John and Mary are suppose to be living as Newlywed when John had to leave for an opportunity he could not pass up. After two years apart, both of them have grown to be their own person, and each will discover the changes that will make them either fall in love or tore them apart.
The first few chapters made me think of John as a total arse. Instead of being an understandable husband, he starts criticising Mary’s behavior as unladylike. Mary has always been the daughter her parents thought likely to succeed in life. But she promised herself that once and for all she would stand up for herself and do what she wants, make people listen to her, and she would not let her husband whom she have not seen in two years dictate her ways.
What I like most about the story is it highlights the importance of societal standing in London, the constant interference of families in fear of disgracing one’s name, the complete disregard of women’s opinion because they are not amongst the society of men, and most of all the politics in London of that era. However, I am utterly glad that society have improved eradicating aforementioned highlights.

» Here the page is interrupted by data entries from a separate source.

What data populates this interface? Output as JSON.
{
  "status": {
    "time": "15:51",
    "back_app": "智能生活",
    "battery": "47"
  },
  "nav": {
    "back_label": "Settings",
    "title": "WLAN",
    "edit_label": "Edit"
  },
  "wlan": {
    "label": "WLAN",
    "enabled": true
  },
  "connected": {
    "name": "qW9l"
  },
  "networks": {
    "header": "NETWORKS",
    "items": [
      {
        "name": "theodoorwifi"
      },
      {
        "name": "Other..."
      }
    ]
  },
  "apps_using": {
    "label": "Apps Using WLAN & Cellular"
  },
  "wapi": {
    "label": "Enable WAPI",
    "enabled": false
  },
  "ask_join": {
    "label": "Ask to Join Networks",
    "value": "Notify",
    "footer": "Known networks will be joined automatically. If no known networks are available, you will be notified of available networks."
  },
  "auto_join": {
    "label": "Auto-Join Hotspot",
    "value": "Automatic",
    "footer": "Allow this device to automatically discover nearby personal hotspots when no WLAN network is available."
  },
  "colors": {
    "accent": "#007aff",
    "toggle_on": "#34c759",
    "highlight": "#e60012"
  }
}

Married To A Perfect Stranger is a lovely story of a couple seeing each other in a different light. John and Mary will discover the person they have married to be more than what they expect: noble, brave, talented, and beautiful. In a world where people think the least of them, they will always have each other as a pillar of strength and motivation to come out successful.